Resources and discussion for parents, teachers and young people navigating the evolving landscape of the digital world.

Monday, April 29, 2013

Resource List - Parent Workshop

Presentation Slides


Parenting in a Digital World - great advice from Emily McMason of Evolving Parents
Top 5 Tips for Parents - from Holly and Sam


Great Conversations - Helping PRETEENS and their FAMILIES in CONVERSATIONS
about Body Changes, Sex, and other GROWING UP STUFF. Also, classes for TEENS.
I attended "For Girls Only" in 2011 and wrote about it here. I'm signed up to go again this spring!

How to Talk to Your Kids About National Tragedies

The Healthy Sex Talk: Teaching Kids Consent: Ages 1-21

Ongoing Resources

Our blog - you are here! We write lengthy pieces when inspiration strikes, but share smaller bits of information more regularly on the following sites:

Emily McMason

Connect with Emily

Parental Controls/Filtering at Home

If you have a shared family computer at home, it's a good idea to set up a separate account on it for your child to use. Not only does this protect your information from them, but it gives them a place to save their passwords, bookmark sites they use frequently, and customize the "look" of the computer in a manner that doesn't drive everyone else in your family nuts.  If your child has their own laptop, setting up an administrator account as the adult in charge allows you to create separate "General Use" accounts for multiple people (recommended for younger users). 

The decision to restrict access or enforce electronic time limits is one each family makes individually, and you need to figure out what works for you. You can use Parental Controls to control time spent on the computer, websites to which your kids have access, and whether or not they can use certain applications.  For more information about enabling Parental Controls see the following:

I also wanted to pass on a bit of information about creating a safer online experience for your kids. At school, we have a firewall in place that protects us from extreme content, and we purposely choose to use services that limit or prohibit advertising. Families don't typically have something like this at home, but you can absolutely take steps to block/filter advertising or inappropriate language on your own computers and devices. 

Activate Google Safe Search - SafeSearch filters provide you with the ability to change your browser setting to prevent adult content from appearing in your search results. No filter is 100 percent accurate, but SafeSearch should help you avoid most of this type of material.

The following is somewhat based on the particular web browser you use.  Each browser comes with extensions--often called add-ons or plug-ins--that you can install to customize your view of the internet.  We use Google Chrome (a free download) at school, so most of what I suggest is available for Chrome and I've tested it there.  These extensions may look a little different, or not be available, in Safari, Firefox, or Internet Explorer, but once you know how to look for them, you might find better things than I suggest! are a few FREE things you can do that might help.

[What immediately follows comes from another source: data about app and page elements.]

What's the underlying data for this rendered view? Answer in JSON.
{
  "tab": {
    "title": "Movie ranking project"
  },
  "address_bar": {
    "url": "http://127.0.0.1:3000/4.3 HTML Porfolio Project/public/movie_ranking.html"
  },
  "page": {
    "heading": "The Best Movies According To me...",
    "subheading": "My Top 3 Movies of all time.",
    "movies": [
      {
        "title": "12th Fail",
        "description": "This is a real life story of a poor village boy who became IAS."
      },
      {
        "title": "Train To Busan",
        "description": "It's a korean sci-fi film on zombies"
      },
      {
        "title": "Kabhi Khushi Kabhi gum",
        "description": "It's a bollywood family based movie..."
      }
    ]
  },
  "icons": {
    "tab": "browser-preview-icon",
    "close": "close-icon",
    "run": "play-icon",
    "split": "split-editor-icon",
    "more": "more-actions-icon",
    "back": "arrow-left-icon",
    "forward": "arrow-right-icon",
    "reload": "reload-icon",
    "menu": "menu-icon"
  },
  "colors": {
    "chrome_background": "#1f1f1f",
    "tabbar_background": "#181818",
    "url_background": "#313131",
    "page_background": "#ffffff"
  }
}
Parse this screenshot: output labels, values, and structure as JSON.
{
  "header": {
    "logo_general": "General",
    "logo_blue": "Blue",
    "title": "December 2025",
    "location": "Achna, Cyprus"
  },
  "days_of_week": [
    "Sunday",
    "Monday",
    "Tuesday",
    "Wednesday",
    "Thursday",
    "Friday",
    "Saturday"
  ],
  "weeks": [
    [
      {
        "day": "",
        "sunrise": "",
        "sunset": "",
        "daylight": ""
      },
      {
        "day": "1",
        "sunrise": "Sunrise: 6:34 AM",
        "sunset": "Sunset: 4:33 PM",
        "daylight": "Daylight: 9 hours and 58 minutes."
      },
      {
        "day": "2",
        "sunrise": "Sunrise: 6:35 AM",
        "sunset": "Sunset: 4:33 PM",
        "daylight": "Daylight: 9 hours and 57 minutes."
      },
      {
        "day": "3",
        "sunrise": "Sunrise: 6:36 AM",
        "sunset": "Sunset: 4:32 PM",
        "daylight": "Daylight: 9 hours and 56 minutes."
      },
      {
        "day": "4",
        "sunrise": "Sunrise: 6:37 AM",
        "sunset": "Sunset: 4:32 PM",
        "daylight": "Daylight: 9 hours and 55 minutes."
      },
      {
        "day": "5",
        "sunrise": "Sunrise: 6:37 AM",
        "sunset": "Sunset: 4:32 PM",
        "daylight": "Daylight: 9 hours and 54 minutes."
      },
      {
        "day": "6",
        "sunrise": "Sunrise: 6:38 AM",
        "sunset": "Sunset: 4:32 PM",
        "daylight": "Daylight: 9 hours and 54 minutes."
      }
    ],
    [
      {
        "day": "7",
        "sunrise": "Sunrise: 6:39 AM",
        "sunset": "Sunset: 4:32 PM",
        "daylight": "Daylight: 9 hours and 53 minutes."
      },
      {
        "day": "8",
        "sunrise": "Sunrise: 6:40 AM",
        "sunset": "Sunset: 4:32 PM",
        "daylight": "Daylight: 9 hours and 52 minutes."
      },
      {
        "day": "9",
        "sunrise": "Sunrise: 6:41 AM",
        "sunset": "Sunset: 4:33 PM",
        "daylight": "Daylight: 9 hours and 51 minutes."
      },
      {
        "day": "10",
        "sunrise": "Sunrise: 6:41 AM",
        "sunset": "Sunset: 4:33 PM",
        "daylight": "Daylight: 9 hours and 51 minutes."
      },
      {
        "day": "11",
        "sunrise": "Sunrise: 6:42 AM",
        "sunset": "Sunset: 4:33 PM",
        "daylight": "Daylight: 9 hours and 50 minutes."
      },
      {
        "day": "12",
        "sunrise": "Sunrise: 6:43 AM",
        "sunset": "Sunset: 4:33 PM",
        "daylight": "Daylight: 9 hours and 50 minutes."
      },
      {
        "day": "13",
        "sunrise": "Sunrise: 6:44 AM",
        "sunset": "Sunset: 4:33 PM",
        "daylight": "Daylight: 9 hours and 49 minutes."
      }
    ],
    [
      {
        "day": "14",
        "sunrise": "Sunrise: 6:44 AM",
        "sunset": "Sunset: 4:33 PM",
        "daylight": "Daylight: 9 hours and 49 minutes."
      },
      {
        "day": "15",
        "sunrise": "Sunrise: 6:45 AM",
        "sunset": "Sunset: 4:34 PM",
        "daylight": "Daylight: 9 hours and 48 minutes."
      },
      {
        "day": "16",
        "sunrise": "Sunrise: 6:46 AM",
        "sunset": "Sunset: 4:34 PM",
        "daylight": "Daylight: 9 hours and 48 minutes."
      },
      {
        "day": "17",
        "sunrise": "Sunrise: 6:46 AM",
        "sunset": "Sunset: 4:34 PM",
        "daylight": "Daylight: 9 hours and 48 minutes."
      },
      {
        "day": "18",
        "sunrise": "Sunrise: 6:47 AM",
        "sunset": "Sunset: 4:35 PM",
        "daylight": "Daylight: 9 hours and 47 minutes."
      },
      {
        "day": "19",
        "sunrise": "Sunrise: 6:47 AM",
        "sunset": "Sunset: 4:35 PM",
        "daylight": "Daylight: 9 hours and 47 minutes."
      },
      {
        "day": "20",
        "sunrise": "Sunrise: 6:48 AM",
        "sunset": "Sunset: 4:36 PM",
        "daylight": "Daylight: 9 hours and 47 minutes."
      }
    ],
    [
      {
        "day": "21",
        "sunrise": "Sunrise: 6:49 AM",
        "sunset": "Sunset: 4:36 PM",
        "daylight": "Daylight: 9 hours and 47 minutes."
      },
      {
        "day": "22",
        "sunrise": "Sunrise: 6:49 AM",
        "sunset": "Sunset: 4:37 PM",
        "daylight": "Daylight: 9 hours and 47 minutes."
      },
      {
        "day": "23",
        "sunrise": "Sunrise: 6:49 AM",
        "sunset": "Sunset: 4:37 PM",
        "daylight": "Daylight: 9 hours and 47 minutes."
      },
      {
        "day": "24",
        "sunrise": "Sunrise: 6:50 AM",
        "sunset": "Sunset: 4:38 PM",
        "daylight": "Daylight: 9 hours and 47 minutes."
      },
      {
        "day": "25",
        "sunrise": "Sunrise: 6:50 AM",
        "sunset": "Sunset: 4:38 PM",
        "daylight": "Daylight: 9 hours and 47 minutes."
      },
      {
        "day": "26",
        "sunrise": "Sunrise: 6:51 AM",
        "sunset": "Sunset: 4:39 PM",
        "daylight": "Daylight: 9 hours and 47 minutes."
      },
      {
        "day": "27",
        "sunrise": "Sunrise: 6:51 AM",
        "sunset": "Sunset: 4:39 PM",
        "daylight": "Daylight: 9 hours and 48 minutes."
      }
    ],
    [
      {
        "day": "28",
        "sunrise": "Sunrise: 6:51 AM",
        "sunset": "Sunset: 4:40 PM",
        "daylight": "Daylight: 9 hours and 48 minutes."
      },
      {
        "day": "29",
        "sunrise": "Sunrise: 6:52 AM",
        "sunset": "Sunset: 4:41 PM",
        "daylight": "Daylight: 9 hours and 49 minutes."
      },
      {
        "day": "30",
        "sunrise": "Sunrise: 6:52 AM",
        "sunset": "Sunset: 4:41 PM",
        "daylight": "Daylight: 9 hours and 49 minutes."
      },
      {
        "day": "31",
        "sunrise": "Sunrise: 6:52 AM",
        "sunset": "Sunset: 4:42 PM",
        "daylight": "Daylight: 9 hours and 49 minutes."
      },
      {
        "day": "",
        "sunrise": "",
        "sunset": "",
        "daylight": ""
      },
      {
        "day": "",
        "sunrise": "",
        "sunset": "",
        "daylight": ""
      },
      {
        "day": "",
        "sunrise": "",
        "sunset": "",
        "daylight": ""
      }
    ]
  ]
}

These are my favorites:
  • AdBlock Plus - block most ads
  • Simple Profanity Filter - replaces profanity with asterisks, you customize the list of blocked words (available in the Chrome WebStore)
  • A Cleaner Internet (a MUST if you watch YouTube videos) - visit the site and install the proper plug-in for your browser. A Cleaner Internet takes away the "suggested videos" on the side and the comments down below. YouTube comments are generally some of the more trollish things on the web.
  • Ghostery - Ghostery looks for third-party page elements (or "trackers") on the web pages you visit. These can be things like social network widgets, advertisements, invisible pixels used for tracking and analytics, and so on. Ghostery notifies you that these things are present, and which companies operate them. You can learn more about these companies, and if you wish, choose to block the trackers they operate.
Of course, no one solution is perfect, nor can it catch everything.  These tools do not replace the need to monitor your child's use of the internet and engage them in conversations about the sites they visit and the things they see. It is extremely important to talk openly and honestly with children about their experience online--share their excitement for a game, watch their favorite silly videos, have them explain a particular site they are visiting--on a regular basis. Don't just save these conversations for times when things go wrong! They will be far more likely to come to you for help and guidance if they know you're in this with them and your family's guidelines have made expectations clear.

If you other/better solutions, please share them in the comments!